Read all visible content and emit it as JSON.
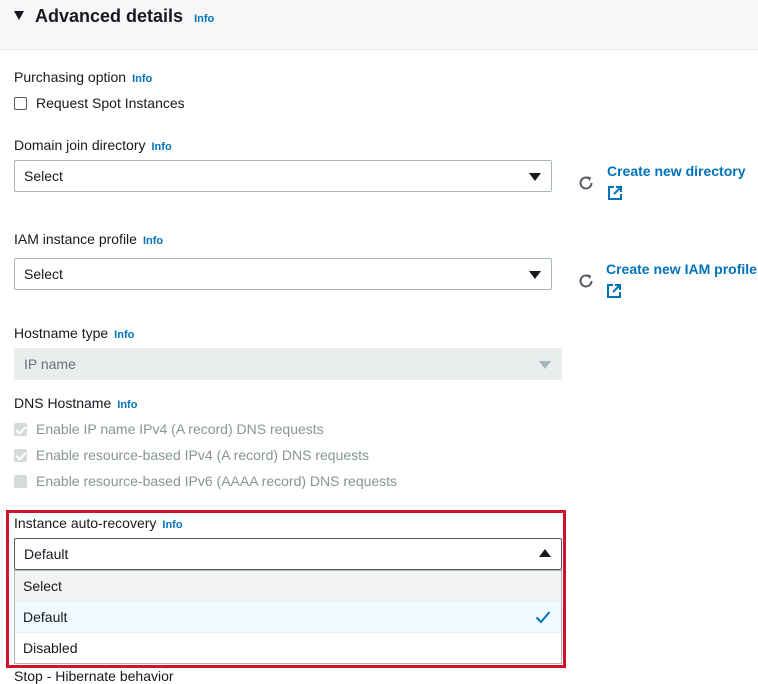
{
  "section": {
    "title": "Advanced details",
    "info": "Info",
    "expand_icon": "caret-down-icon"
  },
  "purchasing": {
    "label": "Purchasing option",
    "info": "Info",
    "checkbox_label": "Request Spot Instances",
    "checked": false
  },
  "domain_join": {
    "label": "Domain join directory",
    "info": "Info",
    "value": "Select",
    "refresh_icon": "refresh-icon",
    "create_link": "Create new directory",
    "external_icon": "external-link-icon"
  },
  "iam_profile": {
    "label": "IAM instance profile",
    "info": "Info",
    "value": "Select",
    "refresh_icon": "refresh-icon",
    "create_link": "Create new IAM profile",
    "external_icon": "external-link-icon"
  },
  "hostname_type": {
    "label": "Hostname type",
    "info": "Info",
    "value": "IP name",
    "disabled": true
  },
  "dns_hostname": {
    "label": "DNS Hostname",
    "info": "Info",
    "options": [
      {
        "label": "Enable IP name IPv4 (A record) DNS requests",
        "checked": true
      },
      {
        "label": "Enable resource-based IPv4 (A record) DNS requests",
        "checked": true
      },
      {
        "label": "Enable resource-based IPv6 (AAAA record) DNS requests",
        "checked": false
      }
    ]
  },
  "auto_recovery": {
    "label": "Instance auto-recovery",
    "info": "Info",
    "value": "Default",
    "options": [
      "Select",
      "Default",
      "Disabled"
    ],
    "selected": "Default"
  },
  "colors": {
    "link": "#0073bb",
    "highlight_border": "#d0132d",
    "selected_option_bg": "#f1faff"
  },
  "truncated_text": "Stop - Hibernate behavior"
}
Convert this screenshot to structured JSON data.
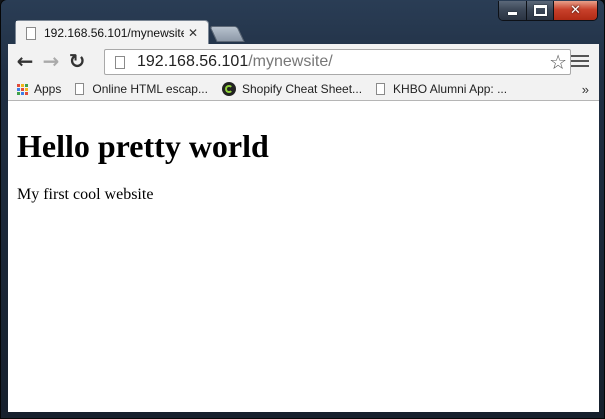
{
  "window": {
    "caption": {
      "minimize": "minimize-icon",
      "maximize": "maximize-icon",
      "close": "close-icon",
      "close_glyph": "✕"
    }
  },
  "tab": {
    "title": "192.168.56.101/mynewsite",
    "close_glyph": "✕"
  },
  "toolbar": {
    "back_glyph": "←",
    "forward_glyph": "→",
    "reload_glyph": "↻",
    "url_host": "192.168.56.101",
    "url_path": "/mynewsite/",
    "star_glyph": "☆"
  },
  "bookmarks": {
    "items": [
      {
        "label": "Apps"
      },
      {
        "label": "Online HTML escap..."
      },
      {
        "label": "Shopify Cheat Sheet..."
      },
      {
        "label": "KHBO Alumni App: ..."
      }
    ],
    "more": "»"
  },
  "page": {
    "heading": "Hello pretty world",
    "paragraph": "My first cool website"
  },
  "colors": {
    "apps_grid": [
      "#e04b3a",
      "#f2b619",
      "#3fa14a",
      "#3d7de6",
      "#e04b3a",
      "#f2b619",
      "#3fa14a",
      "#3d7de6",
      "#e04b3a"
    ]
  }
}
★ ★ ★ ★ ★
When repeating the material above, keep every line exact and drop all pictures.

Read all visible content and emit it as JSON.
{
  "section": {
    "title": "Advanced details",
    "info": "Info",
    "expand_icon": "caret-down-icon"
  },
  "purchasing": {
    "label": "Purchasing option",
    "info": "Info",
    "checkbox_label": "Request Spot Instances",
    "checked": false
  },
  "domain_join": {
    "label": "Domain join directory",
    "info": "Info",
    "value": "Select",
    "refresh_icon": "refresh-icon",
    "create_link": "Create new directory",
    "external_icon": "external-link-icon"
  },
  "iam_profile": {
    "label": "IAM instance profile",
    "info": "Info",
    "value": "Select",
    "refresh_icon": "refresh-icon",
    "create_link": "Create new IAM profile",
    "external_icon": "external-link-icon"
  },
  "hostname_type": {
    "label": "Hostname type",
    "info": "Info",
    "value": "IP name",
    "disabled": true
  },
  "dns_hostname": {
    "label": "DNS Hostname",
    "info": "Info",
    "options": [
      {
        "label": "Enable IP name IPv4 (A record) DNS requests",
        "checked": true
      },
      {
        "label": "Enable resource-based IPv4 (A record) DNS requests",
        "checked": true
      },
      {
        "label": "Enable resource-based IPv6 (AAAA record) DNS requests",
        "checked": false
      }
    ]
  },
  "auto_recovery": {
    "label": "Instance auto-recovery",
    "info": "Info",
    "value": "Default",
    "options": [
      "Select",
      "Default",
      "Disabled"
    ],
    "selected": "Default"
  },
  "colors": {
    "link": "#0073bb",
    "highlight_border": "#d0132d",
    "selected_option_bg": "#f1faff"
  },
  "truncated_text": "Stop - Hibernate behavior"
}
Convert this screenshot to structured JSON data.
{
  "window": {
    "caption": {
      "minimize": "minimize-icon",
      "maximize": "maximize-icon",
      "close": "close-icon",
      "close_glyph": "✕"
    }
  },
  "tab": {
    "title": "192.168.56.101/mynewsite",
    "close_glyph": "✕"
  },
  "toolbar": {
    "back_glyph": "←",
    "forward_glyph": "→",
    "reload_glyph": "↻",
    "url_host": "192.168.56.101",
    "url_path": "/mynewsite/",
    "star_glyph": "☆"
  },
  "bookmarks": {
    "items": [
      {
        "label": "Apps"
      },
      {
        "label": "Online HTML escap..."
      },
      {
        "label": "Shopify Cheat Sheet..."
      },
      {
        "label": "KHBO Alumni App: ..."
      }
    ],
    "more": "»"
  },
  "page": {
    "heading": "Hello pretty world",
    "paragraph": "My first cool website"
  },
  "colors": {
    "apps_grid": [
      "#e04b3a",
      "#f2b619",
      "#3fa14a",
      "#3d7de6",
      "#e04b3a",
      "#f2b619",
      "#3fa14a",
      "#3d7de6",
      "#e04b3a"
    ]
  }
}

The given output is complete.